» **WHAT IS EXPECTED**: Tally the lines in the data below in which the word "value" occurs, then give only the total.
☆ ☆ ☆ ☆
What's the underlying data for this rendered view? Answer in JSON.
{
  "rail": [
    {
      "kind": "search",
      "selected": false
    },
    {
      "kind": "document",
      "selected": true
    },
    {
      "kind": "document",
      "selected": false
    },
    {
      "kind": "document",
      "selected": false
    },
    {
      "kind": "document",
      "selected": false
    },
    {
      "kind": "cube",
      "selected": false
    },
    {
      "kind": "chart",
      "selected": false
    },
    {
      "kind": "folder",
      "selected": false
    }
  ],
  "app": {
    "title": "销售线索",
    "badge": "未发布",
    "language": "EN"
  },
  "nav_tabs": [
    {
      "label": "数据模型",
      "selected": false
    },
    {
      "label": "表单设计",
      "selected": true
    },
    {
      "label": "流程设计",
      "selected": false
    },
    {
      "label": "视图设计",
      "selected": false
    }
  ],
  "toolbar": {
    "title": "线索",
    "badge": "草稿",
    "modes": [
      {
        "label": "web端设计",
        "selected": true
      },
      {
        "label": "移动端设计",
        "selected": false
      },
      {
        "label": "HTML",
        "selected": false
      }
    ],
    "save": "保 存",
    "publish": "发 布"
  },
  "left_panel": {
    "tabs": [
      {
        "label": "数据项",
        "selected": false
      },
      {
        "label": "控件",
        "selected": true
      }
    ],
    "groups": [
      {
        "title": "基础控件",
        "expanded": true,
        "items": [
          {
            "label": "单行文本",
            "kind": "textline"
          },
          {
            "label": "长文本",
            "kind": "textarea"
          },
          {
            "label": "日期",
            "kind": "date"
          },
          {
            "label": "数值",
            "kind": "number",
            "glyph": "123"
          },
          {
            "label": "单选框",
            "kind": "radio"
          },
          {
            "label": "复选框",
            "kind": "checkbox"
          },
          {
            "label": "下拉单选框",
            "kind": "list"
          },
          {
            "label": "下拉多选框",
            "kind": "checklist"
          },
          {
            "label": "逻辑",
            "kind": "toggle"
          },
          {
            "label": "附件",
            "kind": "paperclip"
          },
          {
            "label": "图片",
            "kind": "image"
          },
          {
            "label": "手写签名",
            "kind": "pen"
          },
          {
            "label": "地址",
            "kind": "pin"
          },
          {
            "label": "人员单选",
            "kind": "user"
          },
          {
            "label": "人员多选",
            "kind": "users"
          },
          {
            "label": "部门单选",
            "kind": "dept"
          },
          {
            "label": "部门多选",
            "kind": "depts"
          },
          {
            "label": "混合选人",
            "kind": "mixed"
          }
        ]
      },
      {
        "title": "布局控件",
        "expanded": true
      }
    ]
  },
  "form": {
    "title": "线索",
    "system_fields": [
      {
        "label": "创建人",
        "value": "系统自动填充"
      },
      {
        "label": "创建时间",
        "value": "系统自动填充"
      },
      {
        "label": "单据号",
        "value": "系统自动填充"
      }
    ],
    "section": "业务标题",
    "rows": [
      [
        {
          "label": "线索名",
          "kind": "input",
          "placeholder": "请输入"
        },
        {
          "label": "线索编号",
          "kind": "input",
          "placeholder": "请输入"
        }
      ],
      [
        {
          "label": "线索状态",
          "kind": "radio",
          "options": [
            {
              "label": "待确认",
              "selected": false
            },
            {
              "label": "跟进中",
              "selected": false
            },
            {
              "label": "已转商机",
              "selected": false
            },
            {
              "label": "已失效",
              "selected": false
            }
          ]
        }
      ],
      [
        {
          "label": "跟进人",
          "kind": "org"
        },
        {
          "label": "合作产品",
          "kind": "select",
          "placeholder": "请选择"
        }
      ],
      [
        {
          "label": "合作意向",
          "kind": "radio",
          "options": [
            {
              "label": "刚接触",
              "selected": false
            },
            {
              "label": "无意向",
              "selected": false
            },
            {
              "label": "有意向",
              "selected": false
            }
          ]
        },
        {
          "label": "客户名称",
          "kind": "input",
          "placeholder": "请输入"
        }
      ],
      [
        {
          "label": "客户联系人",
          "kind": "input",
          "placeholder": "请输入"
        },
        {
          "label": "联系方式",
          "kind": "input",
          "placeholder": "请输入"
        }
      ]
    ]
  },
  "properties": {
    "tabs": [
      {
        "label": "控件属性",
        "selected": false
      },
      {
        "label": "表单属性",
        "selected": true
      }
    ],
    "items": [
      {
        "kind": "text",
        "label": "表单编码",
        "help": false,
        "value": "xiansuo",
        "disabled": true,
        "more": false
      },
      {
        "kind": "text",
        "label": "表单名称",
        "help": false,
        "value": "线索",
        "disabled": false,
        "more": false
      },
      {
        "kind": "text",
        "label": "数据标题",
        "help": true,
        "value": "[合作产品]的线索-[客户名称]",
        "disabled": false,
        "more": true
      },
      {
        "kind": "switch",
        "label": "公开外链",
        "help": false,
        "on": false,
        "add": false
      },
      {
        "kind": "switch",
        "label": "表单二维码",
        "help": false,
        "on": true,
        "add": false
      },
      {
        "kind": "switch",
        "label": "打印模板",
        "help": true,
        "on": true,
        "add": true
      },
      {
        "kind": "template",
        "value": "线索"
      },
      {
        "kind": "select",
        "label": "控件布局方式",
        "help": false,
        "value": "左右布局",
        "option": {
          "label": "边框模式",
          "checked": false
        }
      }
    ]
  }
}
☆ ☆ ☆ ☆
» **PROBLEM SOLUTION**: 8